  41. Take a Valium and take my kids to Disney Land. No Valium required. I couldn’t believe how much fun I had, and, at 6 and 9, the kids were really great ages to both take in the magic and appreciate the thrill rides. After Space Mountain, Elena said, “Let’s go again!” When it’s not even 9 a.m., and there’s not much of a line, we could say, “Why not?” Halloween 2014.
  42. Take my Mom and daughter to a fancy tea somewhere
  43. Sell my silkscreened stuff
  44. Learn to play chess from Sylvan April 2012 update: Sylvan’s taught me how to play, and he reminds me every time we play of how each piece can move.

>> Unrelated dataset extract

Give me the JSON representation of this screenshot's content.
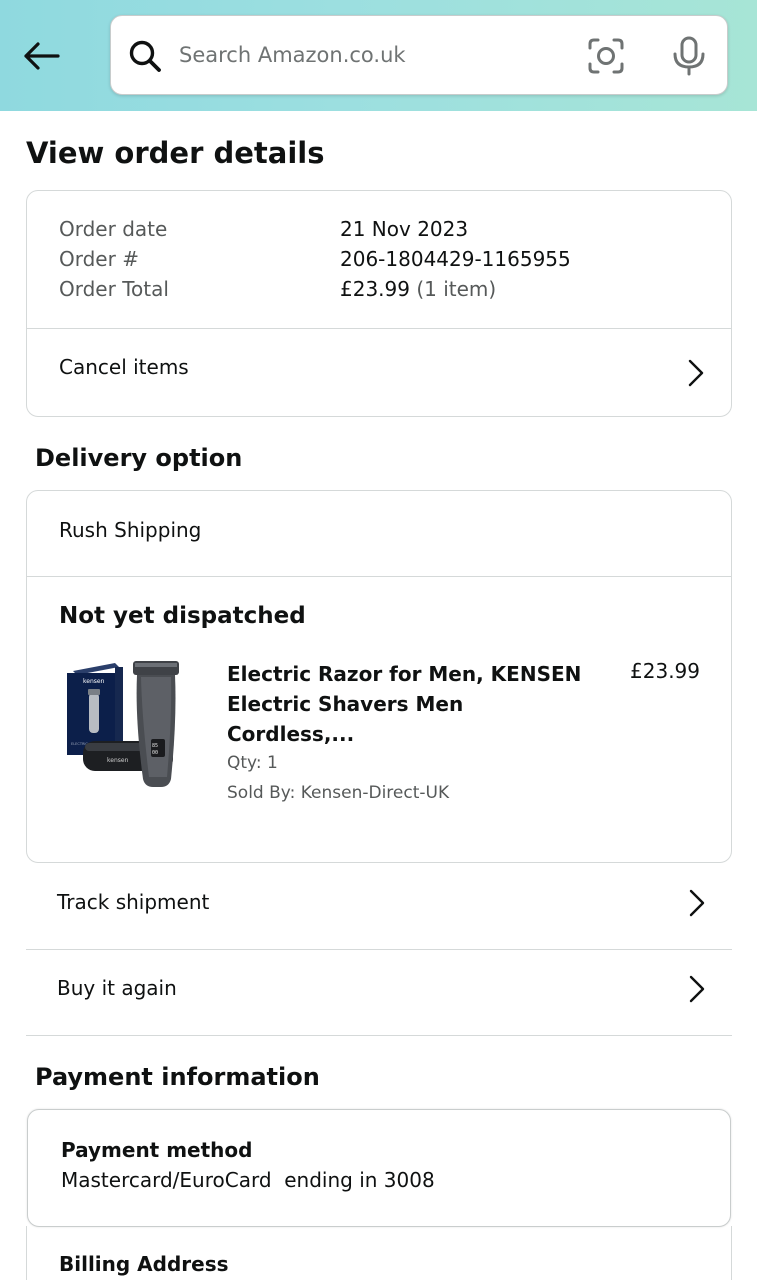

We are currently similarly matched; he will be beating me in just a few months.
  45. Sing karaoke in front of people (this one scares me more than any other, I think)

I’m a bit distressed by the amount of fossil fuel that the travel on my list would consume. I have considered biking to the base of the highest points in each of the 50 states, then hiking…

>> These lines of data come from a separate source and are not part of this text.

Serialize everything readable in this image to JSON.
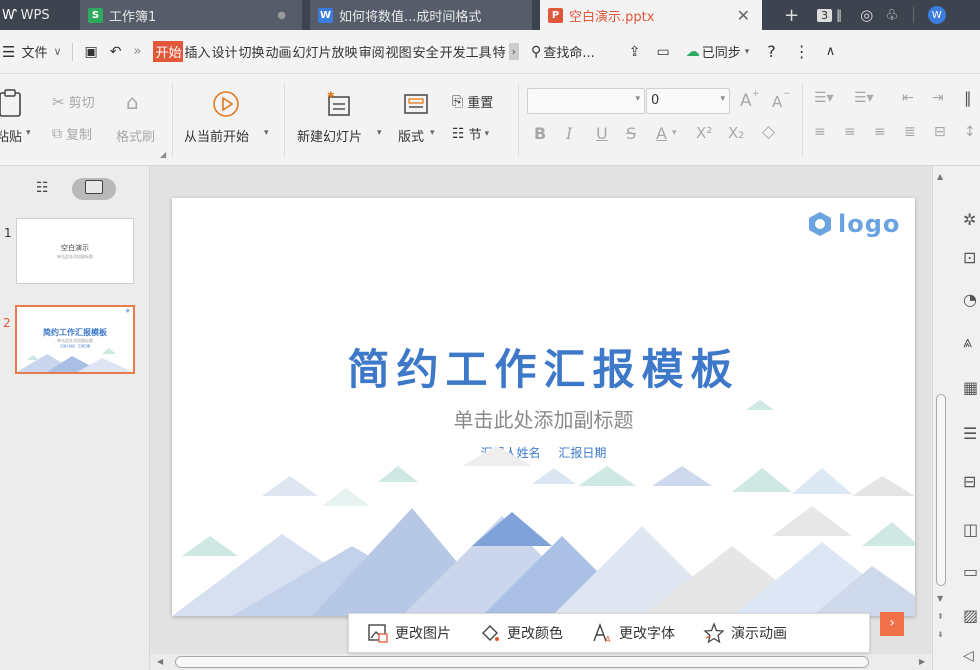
{
  "tabs": {
    "wps_label": "WPS",
    "workbook_label": "工作簿1",
    "doc_label": "如何将数值...成时间格式",
    "ppt_label": "空白演示.pptx",
    "count_badge": "3"
  },
  "menu": {
    "file_label": "文件",
    "items": [
      "开始",
      "插入",
      "设计",
      "切换",
      "动画",
      "幻灯片放映",
      "审阅",
      "视图",
      "安全",
      "开发工具",
      "特"
    ],
    "search_label": "查找命...",
    "sync_label": "已同步",
    "help": "?",
    "more": "⋮"
  },
  "ribbon": {
    "paste": "粘贴",
    "cut": "剪切",
    "copy": "复制",
    "format_painter": "格式刷",
    "play_from_current": "从当前开始",
    "new_slide": "新建幻灯片",
    "layout": "版式",
    "reset": "重置",
    "section": "节",
    "font_size": "0",
    "bold": "B",
    "italic": "I",
    "underline": "U",
    "strike": "S",
    "font_color": "A",
    "grow_font": "A",
    "shrink_font": "A",
    "superscript": "X²",
    "subscript": "X₂"
  },
  "slides_panel": {
    "slide1_number": "1",
    "slide1_title": "空白演示",
    "slide1_subtitle": "单击此处添加副标题",
    "slide2_number": "2",
    "slide2_title": "简约工作汇报模板",
    "slide2_subtitle": "单击此处添加副标题",
    "slide2_meta": "汇报人姓名　汇报日期"
  },
  "slide": {
    "logo_text": "logo",
    "title": "简约工作汇报模板",
    "subtitle": "单击此处添加副标题",
    "reporter": "汇报人姓名",
    "date": "汇报日期"
  },
  "floatbar": {
    "change_image": "更改图片",
    "change_color": "更改颜色",
    "change_font": "更改字体",
    "animation": "演示动画",
    "expand": "›"
  },
  "colors": {
    "accent": "#e0573a",
    "slide_blue": "#3d78c9",
    "tab_bg": "#3e4350"
  }
}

A Few Things I’ve Already Done That Would Be On My Bucket List Otherwise

  1. Hot air ballooned (a stroke of absolute genius on my Mom’s part; this was the world’s best high school graduation present)
  2. SCUBA dived at the Great Barrier Reef
  3. Swum with dolphins in New Zealand
  4. Become a NOLS instructor
  5. Danced in a semi-professional company
  6. Studied abroad
  7. Fallen in love, more than once (More than once wasn’t on my list, but those people have made my life richer.)
  8. Run into a grizzly. Or two. (This wasn’t on my list either, but I’m glad it happened.)
  9. Run a marathon. Or three. Four actually, as of April 2012.
  10. Ridden in a helicopter. Or two.
  11. Been to a concert at Carnegie Hall
  12. Been on TV (a few times)
  13. Climbed at least 10 of Oregon’s volcanoes: South Sister, Bachelor, McLoughlin, Bailey, Cowhorn, Diamond Peak, Washington, Maiden Peak, Lava Butte, Mt. Scott November 2011 update: Thielsen. Summer 2012: Three-Fingered Jack, Broken Top. Summer 2013: Hood, Black Crater, Little Belknap.

Good News: CPR really can help

Posted by julie on Sunday, 20 February 2011, 23:20

The good news: The young woman who had a heart attack while we were at Bounce last week is alive and recovering. CPR really does perfuse bodily tissues with oxygen. When definitive care is close, it can buy you enough time. It bought her enough time.

More good news: A woman, a first grade teacher, retired after 30 years, told me the other day at the pool that she appreciated the way I was speaking to my children. I smiled and thanked her. “No, thank YOU,” she said. I have my naturopath, Dr. Bove, to thank for my newly discovered calm.

Even more good news: My goal for the 25K Hagg Lake mud run today was between 2:43-3 hours and to place within the top half of my age group and gender. My time? 2:42. I placed 8th of 32 women aged 35-39, and 117 of 267 overall. Can I tell you how much ankle-deep mud can slow a person down? I should have run in cleats. Or crampons. I only fell three times. The winner fell five. See, he was going for it more than I.

I didn't lose my shoes! Good gaiters.

And, finally, 1974. My love and I went to Rita Honka’s 50th! birthday party on Friday. We decided that 70s attire wasn’t optional.

Polyester Couple